-- Opening Marker --
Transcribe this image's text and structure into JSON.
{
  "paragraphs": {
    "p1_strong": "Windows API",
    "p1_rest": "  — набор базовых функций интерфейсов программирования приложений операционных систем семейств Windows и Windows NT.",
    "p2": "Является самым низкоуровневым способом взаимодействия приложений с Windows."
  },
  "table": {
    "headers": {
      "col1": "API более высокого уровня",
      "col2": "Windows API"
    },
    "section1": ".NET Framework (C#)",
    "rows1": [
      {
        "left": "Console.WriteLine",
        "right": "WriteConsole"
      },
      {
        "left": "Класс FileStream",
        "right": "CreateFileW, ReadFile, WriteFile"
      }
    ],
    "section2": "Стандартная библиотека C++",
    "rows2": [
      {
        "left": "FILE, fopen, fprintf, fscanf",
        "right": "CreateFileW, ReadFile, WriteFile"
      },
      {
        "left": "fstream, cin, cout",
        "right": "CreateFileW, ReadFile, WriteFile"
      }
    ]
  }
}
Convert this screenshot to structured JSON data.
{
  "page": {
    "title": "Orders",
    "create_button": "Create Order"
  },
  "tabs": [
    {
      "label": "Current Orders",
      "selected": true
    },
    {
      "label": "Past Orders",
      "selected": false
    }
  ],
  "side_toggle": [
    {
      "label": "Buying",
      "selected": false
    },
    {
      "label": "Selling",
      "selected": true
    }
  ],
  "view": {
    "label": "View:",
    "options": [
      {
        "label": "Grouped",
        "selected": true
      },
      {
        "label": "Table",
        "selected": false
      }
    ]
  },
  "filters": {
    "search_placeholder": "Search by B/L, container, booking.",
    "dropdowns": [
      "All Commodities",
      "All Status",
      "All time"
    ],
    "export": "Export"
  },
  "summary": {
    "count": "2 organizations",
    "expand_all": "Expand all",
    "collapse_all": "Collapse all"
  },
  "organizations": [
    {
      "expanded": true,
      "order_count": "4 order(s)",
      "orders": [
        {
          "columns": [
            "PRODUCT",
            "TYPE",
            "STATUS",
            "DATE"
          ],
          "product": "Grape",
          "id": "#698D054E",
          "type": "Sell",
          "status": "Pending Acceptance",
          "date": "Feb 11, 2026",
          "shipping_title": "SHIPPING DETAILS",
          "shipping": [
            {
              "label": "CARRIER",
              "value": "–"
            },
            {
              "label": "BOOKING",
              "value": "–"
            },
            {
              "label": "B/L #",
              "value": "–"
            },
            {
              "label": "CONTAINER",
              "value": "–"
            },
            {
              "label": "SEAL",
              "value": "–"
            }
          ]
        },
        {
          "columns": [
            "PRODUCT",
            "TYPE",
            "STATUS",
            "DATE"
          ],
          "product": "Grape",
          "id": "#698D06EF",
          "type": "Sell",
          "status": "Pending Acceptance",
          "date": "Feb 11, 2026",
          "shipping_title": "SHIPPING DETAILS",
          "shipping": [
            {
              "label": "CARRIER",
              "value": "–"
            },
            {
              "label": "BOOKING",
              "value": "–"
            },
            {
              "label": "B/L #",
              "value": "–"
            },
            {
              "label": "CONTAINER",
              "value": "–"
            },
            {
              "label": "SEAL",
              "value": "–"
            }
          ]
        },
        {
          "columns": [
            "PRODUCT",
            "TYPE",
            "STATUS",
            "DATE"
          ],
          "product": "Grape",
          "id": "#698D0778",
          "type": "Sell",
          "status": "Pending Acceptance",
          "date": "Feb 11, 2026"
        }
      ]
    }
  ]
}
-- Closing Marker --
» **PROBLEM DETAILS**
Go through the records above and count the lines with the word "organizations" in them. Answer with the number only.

» **ANSWER SECTION**
2